Williams joined the Association in 1969 and holds the distinction of being the first permanent female staff officer to be hired, as well as the youngest.
Her work for the Association extended well beyond her role in the Professional Development program area, with her serving as an advocate for and a mentor to countless colleagues throughout the province. Through her broad spectrum of work for the Association, she quickly rose to prominence as a staff officer, and, in 1982, became the ATA’s first female coordinator.
Her work opened doors for women in leadership positions within the organization and beyond. Colleagues remember her for her commanding presence, leading the way in a traditionally male-dominated field.
She was a true mentor who suggested rather than directed and had a great ability to anticipate outcomes.

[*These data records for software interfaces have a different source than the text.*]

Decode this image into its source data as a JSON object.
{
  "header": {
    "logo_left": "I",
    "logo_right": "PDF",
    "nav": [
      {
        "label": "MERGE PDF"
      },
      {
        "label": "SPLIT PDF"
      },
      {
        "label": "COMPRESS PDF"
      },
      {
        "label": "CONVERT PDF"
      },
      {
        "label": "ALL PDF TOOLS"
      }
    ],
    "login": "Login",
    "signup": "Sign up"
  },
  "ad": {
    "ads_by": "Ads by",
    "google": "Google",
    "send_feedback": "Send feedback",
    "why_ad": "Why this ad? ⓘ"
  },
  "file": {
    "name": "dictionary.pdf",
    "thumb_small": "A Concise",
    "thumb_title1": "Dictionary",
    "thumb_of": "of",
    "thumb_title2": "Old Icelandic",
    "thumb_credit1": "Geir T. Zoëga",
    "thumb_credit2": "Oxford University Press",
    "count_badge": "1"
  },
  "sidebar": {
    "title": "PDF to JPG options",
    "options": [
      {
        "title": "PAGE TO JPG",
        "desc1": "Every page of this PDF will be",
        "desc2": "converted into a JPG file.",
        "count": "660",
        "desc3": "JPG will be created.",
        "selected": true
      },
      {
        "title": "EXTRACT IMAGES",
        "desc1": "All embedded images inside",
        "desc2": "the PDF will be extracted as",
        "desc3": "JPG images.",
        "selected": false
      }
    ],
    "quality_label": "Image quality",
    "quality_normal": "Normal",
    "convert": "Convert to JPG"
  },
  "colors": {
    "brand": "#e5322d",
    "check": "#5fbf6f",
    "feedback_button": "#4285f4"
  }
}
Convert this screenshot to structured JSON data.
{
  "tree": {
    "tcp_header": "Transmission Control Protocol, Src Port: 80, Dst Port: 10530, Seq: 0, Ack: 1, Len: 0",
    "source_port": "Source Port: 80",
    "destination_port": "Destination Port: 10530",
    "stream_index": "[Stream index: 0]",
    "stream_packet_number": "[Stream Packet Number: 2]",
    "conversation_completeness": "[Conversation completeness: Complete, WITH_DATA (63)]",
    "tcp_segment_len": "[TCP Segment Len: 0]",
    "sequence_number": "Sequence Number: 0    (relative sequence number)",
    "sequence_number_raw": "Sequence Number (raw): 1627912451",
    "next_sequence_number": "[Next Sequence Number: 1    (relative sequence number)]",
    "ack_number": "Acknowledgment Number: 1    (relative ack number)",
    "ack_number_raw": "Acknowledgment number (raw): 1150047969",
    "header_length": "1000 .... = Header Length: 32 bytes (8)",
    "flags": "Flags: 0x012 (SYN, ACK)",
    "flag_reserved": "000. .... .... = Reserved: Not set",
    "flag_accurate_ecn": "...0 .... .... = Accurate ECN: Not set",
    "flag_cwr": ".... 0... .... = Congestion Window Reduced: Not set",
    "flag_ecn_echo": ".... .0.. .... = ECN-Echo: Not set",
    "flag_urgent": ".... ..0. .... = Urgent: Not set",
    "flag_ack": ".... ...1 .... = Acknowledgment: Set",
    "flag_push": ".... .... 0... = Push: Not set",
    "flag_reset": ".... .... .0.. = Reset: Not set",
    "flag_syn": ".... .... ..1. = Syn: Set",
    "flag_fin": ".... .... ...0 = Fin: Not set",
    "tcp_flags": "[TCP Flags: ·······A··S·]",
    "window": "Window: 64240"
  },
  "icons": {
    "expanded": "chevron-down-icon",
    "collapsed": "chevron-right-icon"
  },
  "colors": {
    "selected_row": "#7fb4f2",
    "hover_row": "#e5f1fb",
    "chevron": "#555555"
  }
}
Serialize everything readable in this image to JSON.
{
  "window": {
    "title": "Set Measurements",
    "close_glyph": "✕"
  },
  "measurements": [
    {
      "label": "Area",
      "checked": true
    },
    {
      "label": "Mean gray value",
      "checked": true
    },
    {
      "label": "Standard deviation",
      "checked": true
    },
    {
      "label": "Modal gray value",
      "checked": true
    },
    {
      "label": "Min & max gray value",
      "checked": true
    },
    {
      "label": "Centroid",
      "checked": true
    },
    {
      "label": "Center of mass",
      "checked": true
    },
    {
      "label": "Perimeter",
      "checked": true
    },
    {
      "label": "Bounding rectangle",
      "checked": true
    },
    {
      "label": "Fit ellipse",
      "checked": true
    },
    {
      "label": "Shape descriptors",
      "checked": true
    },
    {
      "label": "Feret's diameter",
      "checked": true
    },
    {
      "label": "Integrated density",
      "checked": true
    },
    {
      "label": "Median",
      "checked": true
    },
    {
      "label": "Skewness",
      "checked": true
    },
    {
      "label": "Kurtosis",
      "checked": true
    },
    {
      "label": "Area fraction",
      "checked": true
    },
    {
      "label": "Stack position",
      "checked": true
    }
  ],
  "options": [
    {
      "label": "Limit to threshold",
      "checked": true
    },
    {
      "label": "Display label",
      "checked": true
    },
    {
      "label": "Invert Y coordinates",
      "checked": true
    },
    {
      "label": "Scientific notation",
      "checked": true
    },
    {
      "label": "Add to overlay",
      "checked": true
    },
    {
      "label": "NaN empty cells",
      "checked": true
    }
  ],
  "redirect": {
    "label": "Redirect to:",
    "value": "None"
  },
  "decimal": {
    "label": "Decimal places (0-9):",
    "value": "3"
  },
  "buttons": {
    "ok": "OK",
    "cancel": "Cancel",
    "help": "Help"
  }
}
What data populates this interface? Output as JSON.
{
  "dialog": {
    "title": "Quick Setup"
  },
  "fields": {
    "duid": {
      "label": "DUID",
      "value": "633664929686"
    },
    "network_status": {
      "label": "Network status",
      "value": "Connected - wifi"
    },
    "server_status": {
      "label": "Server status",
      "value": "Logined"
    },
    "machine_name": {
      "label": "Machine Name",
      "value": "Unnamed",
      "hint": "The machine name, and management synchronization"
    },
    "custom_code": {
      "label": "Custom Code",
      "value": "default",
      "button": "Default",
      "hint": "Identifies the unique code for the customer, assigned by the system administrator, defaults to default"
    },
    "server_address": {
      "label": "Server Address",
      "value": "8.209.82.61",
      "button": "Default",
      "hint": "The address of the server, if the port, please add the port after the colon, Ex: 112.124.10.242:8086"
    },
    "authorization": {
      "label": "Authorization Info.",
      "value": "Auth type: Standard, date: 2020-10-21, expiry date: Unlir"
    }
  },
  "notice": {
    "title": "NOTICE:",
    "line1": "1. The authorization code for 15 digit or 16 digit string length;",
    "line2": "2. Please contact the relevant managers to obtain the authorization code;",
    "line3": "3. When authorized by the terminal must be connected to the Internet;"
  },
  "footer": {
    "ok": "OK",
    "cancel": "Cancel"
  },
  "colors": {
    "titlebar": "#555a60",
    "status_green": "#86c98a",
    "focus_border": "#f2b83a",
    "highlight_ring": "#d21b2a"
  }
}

“She was a true mentor who suggested rather than directed and had a great ability to anticipate outcomes,” said Dean McMullen, a former staff officer with the ATA. “ I am proud to have been a member of an outstanding team of PD staff officers with Mary-Jo Williams as our leader”
Williams was known for the close working relationships she developed with the Department of Education and university officials. She excelled at representing the profession, taking policy to government and faculties of education and being successful in achieving member goals.
Amidst her many accomplishments and reflecting her passion for lifelong learning, Williams earned her PhD in education at the University of Alberta.
Williams also enjoyed many notable accomplishments prior to joining the ATA. She was a teacher for the Canadian military in France, Miss Edmonton Eskimo and Miss Grey Cup (1960), a violinist with the University Symphony Orchestra and, as rumour has it, one heck of a bridge player.
Even after her retirement in 1996, Williams remained a vibrant presence within the ATA community. She shared her insights, tirelessly kept up with ATA activities, and engaged with members’ viewpoints by reading through the Annual Representative Assembly resolutions bulletin.
Her passing came as a shock to many who admired her strength. Her legacy lives on in the countless teachers she inspired and the barriers she dismantled. ❚